> [Work request]
Your answer should consist of the lines below that hold the word "Play".
· · · ·
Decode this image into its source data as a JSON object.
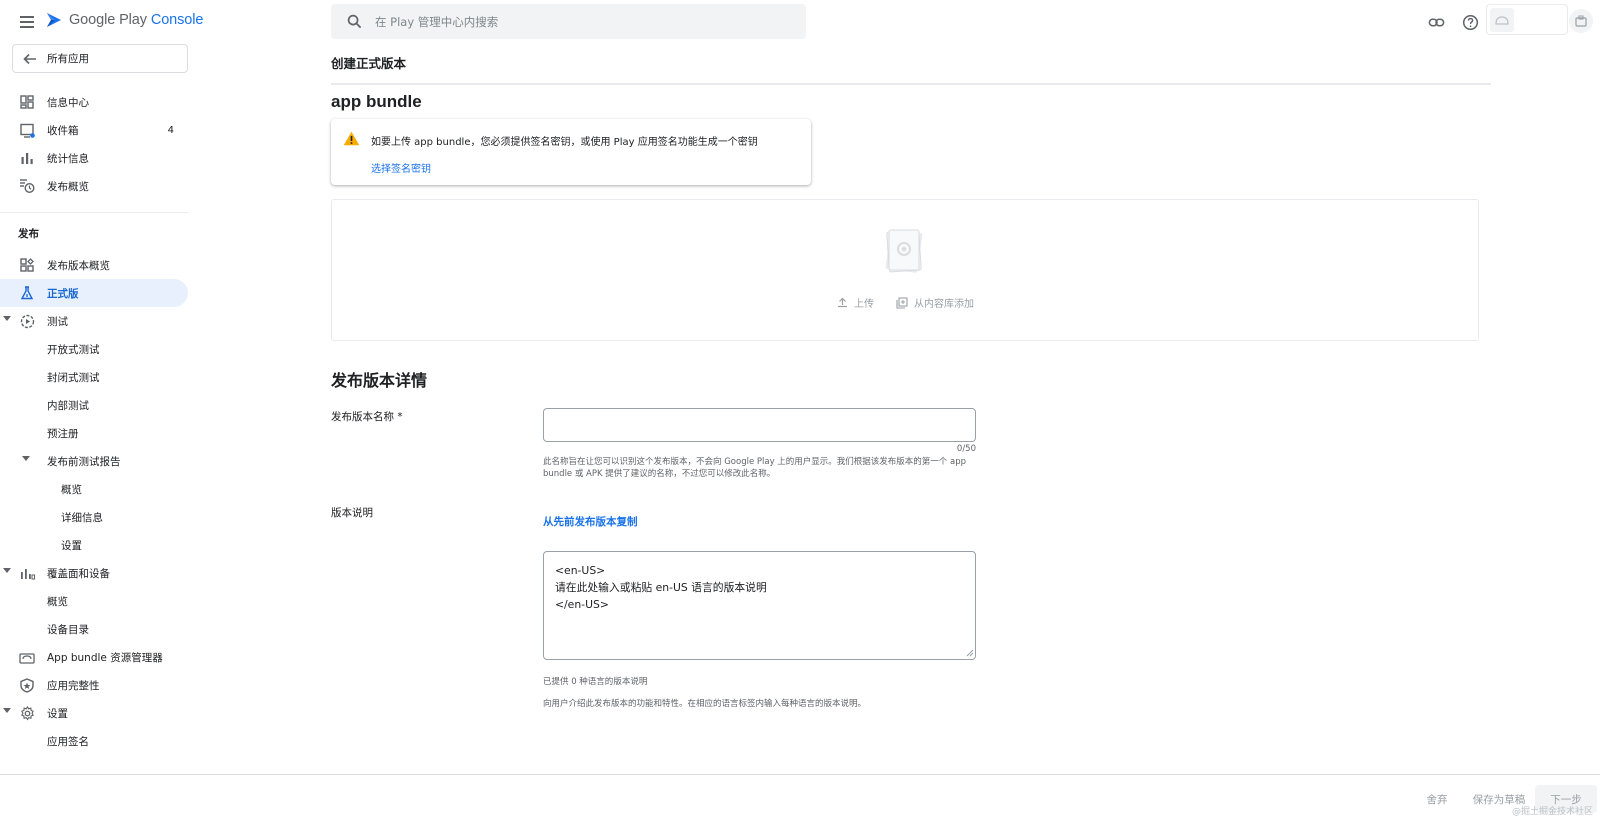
{
  "topbar": {
    "logo_word": "Google Play",
    "logo_suffix": "Console",
    "search_placeholder": "在 Play 管理中心内搜索",
    "icons": [
      "menu-icon",
      "search-icon",
      "link-icon",
      "help-icon",
      "android-icon",
      "account-icon"
    ]
  },
  "sidebar": {
    "back_label": "所有应用",
    "items_top": [
      {
        "label": "信息中心",
        "icon": "dashboard-icon"
      },
      {
        "label": "收件箱",
        "icon": "inbox-icon",
        "count": "4"
      },
      {
        "label": "统计信息",
        "icon": "bar-chart-icon"
      },
      {
        "label": "发布概览",
        "icon": "publishing-overview-icon"
      }
    ],
    "section_release": "发布",
    "items_release": [
      {
        "label": "发布版本概览",
        "icon": "releases-overview-icon"
      },
      {
        "label": "正式版",
        "icon": "production-icon",
        "active": true
      },
      {
        "label": "测试",
        "icon": "testing-icon"
      },
      {
        "label": "开放式测试"
      },
      {
        "label": "封闭式测试"
      },
      {
        "label": "内部测试"
      },
      {
        "label": "预注册"
      },
      {
        "label": "发布前测试报告"
      },
      {
        "label": "概览"
      },
      {
        "label": "详细信息"
      },
      {
        "label": "设置"
      },
      {
        "label": "覆盖面和设备",
        "icon": "reach-devices-icon"
      },
      {
        "label": "概览"
      },
      {
        "label": "设备目录"
      },
      {
        "label": "App bundle 资源管理器",
        "icon": "app-bundle-explorer-icon"
      },
      {
        "label": "应用完整性",
        "icon": "app-integrity-icon"
      },
      {
        "label": "设置",
        "icon": "settings-icon"
      },
      {
        "label": "应用签名"
      }
    ]
  },
  "main": {
    "page_title": "创建正式版本",
    "bundle_heading": "app bundle",
    "warning_text": "如要上传 app bundle，您必须提供签名密钥，或使用 Play 应用签名功能生成一个密钥",
    "warning_link": "选择签名密钥",
    "upload_label": "上传",
    "library_label": "从内容库添加",
    "details_heading": "发布版本详情",
    "release_name_label": "发布版本名称 *",
    "release_name_value": "",
    "release_name_counter": "0/50",
    "release_name_helper": "此名称旨在让您可以识别这个发布版本，不会向 Google Play 上的用户显示。我们根据该发布版本的第一个 app bundle 或 APK 提供了建议的名称，不过您可以修改此名称。",
    "notes_label": "版本说明",
    "copy_link": "从先前发布版本复制",
    "notes_value": "<en-US>\n请在此处输入或粘贴 en-US 语言的版本说明\n</en-US>",
    "notes_count": "已提供 0 种语言的版本说明",
    "notes_help": "向用户介绍此发布版本的功能和特性。在相应的语言标签内输入每种语言的版本说明。"
  },
  "footer": {
    "discard": "舍弃",
    "save_draft": "保存为草稿",
    "next": "下一步",
    "watermark": "@掘土掘金技术社区"
  },
  "colors": {
    "accent": "#1a73e8",
    "active_bg": "#e8f0fe",
    "warning": "#f9ab00"
  }
}
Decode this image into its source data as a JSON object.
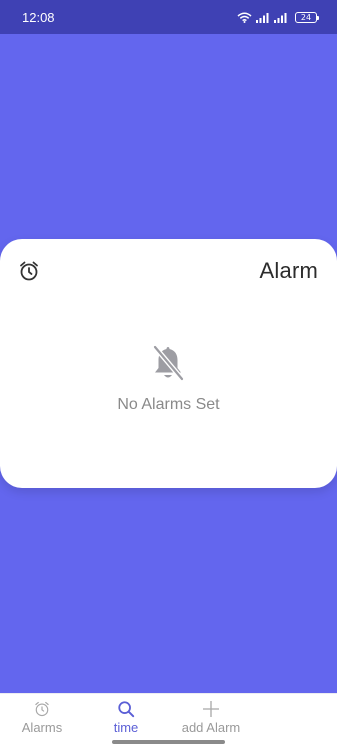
{
  "status_bar": {
    "time": "12:08",
    "battery": "24"
  },
  "card": {
    "title": "Alarm",
    "empty_message": "No Alarms Set"
  },
  "bottom_nav": {
    "items": [
      {
        "label": "Alarms",
        "icon": "alarm-clock-icon"
      },
      {
        "label": "time",
        "icon": "search-icon",
        "active": true
      },
      {
        "label": "add Alarm",
        "icon": "plus-icon"
      }
    ]
  },
  "colors": {
    "background": "#6366EE",
    "status_bar": "#3F41B4",
    "active_nav": "#5b5fd6"
  }
}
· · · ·
> [Completed task]
    "logo_word": "Google Play",
    "search_placeholder": "在 Play 管理中心内搜索",
    "warning_text": "如要上传 app bundle，您必须提供签名密钥，或使用 Play 应用签名功能生成一个密钥",
    "release_name_helper": "此名称旨在让您可以识别这个发布版本，不会向 Google Play 上的用户显示。我们根据该发布版本的第一个 app bundle 或 APK 提供了建议的名称，不过您可以修改此名称。",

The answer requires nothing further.